### Data to process

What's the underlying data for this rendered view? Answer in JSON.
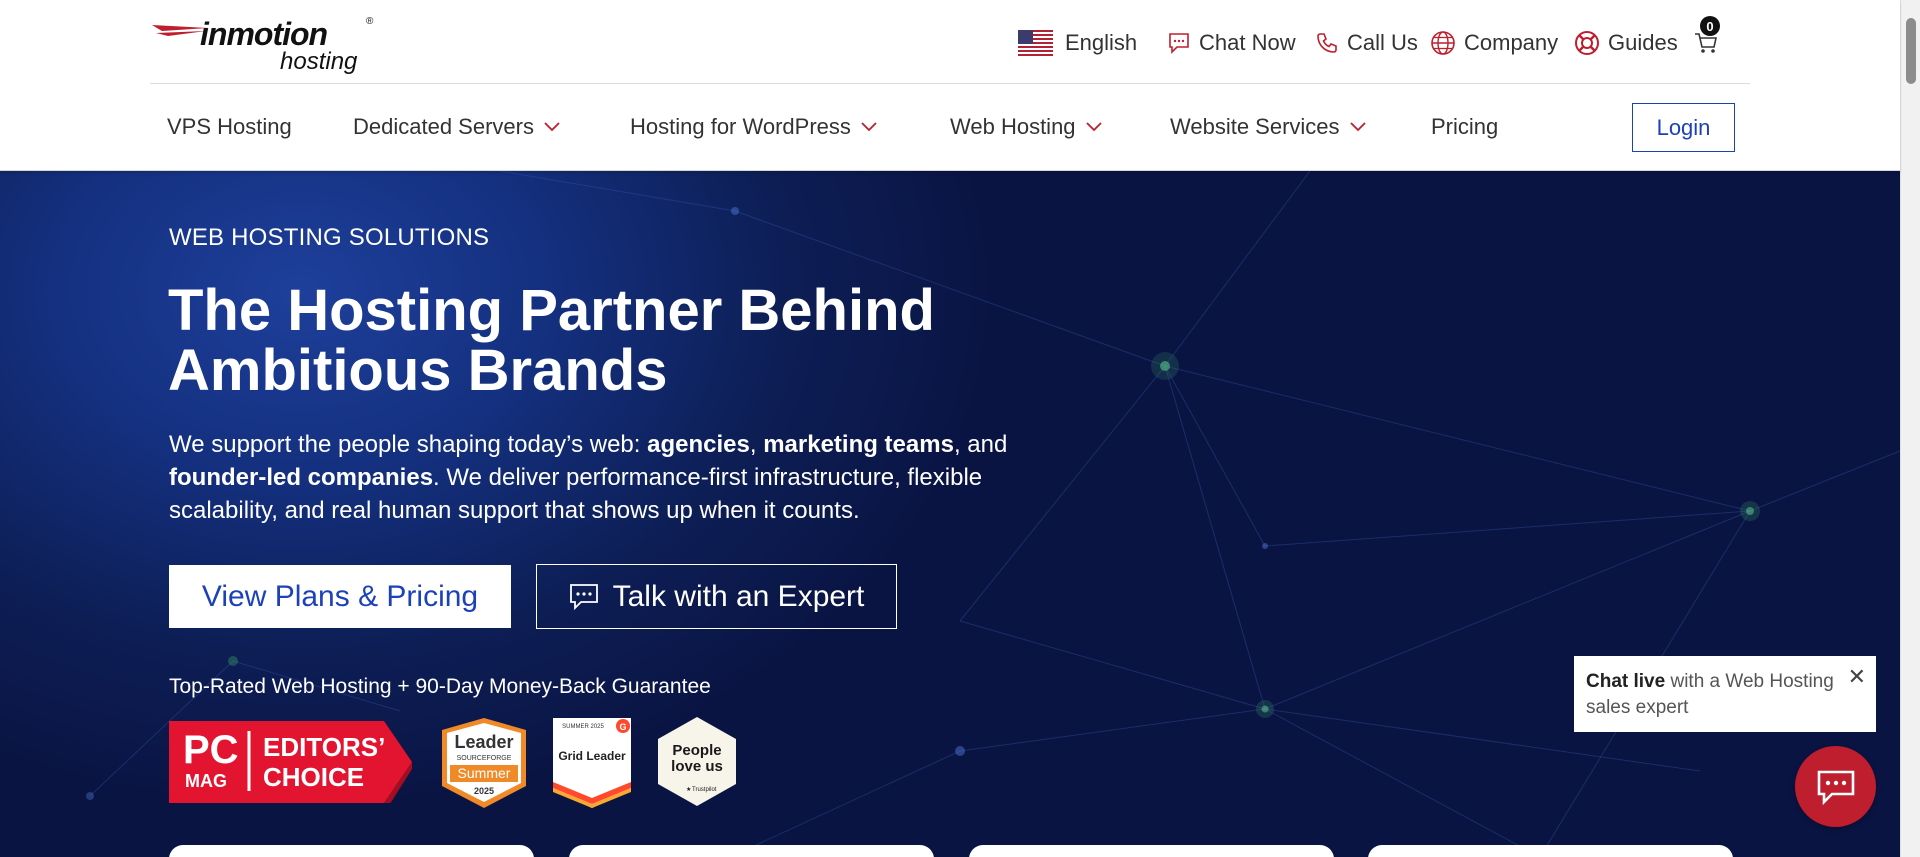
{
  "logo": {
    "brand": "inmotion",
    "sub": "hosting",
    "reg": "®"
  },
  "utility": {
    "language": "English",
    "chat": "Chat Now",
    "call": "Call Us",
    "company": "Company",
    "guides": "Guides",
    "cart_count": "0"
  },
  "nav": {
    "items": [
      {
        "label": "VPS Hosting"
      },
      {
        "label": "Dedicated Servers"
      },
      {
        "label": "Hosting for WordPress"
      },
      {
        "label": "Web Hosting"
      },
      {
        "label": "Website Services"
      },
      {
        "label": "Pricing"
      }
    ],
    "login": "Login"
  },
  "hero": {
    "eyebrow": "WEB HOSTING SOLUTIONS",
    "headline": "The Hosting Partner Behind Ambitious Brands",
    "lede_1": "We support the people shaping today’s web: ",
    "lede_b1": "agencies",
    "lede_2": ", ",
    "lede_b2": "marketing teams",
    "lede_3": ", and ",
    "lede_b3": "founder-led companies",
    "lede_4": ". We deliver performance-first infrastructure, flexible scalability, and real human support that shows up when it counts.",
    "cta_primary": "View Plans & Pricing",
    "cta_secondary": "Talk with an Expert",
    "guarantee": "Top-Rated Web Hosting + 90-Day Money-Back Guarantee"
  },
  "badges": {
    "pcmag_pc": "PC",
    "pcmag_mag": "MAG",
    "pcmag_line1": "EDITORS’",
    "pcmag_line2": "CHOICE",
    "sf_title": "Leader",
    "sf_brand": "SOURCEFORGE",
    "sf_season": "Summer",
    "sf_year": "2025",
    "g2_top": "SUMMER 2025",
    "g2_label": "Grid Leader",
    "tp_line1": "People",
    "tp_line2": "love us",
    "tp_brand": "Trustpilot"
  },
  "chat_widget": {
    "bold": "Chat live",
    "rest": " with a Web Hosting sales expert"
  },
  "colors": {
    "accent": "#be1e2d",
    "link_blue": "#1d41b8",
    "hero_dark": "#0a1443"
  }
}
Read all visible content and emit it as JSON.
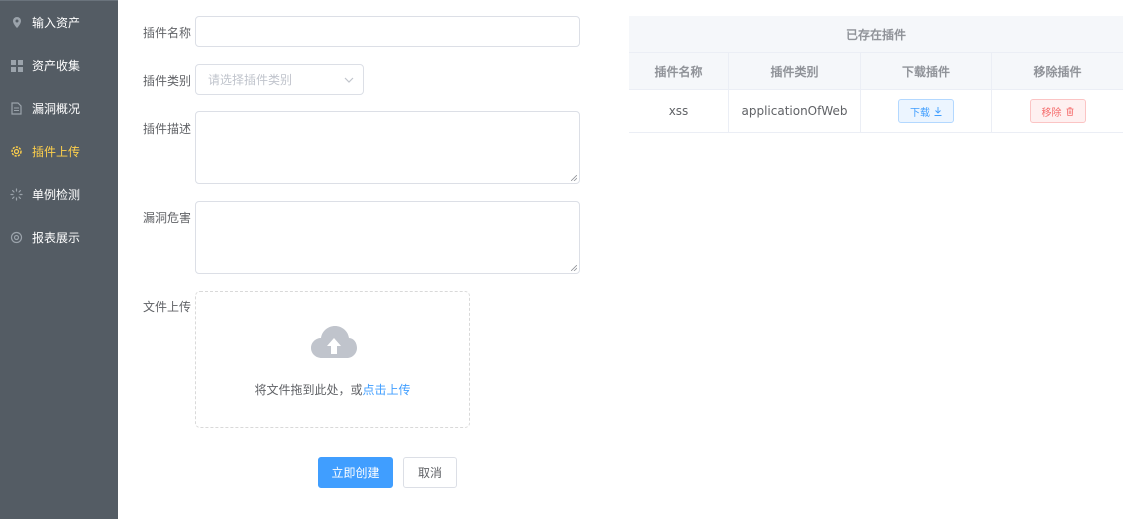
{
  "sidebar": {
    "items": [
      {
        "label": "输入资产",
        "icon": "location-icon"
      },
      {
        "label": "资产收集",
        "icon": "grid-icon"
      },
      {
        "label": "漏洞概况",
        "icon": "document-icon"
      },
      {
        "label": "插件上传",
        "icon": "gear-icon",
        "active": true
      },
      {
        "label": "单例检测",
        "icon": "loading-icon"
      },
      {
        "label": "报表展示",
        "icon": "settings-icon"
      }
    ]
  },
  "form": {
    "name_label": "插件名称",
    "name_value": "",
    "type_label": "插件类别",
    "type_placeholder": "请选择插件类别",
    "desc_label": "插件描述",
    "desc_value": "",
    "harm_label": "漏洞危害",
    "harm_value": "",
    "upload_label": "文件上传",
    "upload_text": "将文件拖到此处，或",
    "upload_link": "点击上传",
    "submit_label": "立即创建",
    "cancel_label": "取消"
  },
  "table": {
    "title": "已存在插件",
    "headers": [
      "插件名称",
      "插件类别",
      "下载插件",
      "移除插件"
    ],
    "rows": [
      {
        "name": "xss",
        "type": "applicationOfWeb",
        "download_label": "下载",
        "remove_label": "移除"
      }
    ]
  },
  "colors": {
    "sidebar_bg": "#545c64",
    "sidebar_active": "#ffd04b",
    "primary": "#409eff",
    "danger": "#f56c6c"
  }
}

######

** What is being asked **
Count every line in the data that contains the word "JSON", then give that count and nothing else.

** Answer section **
2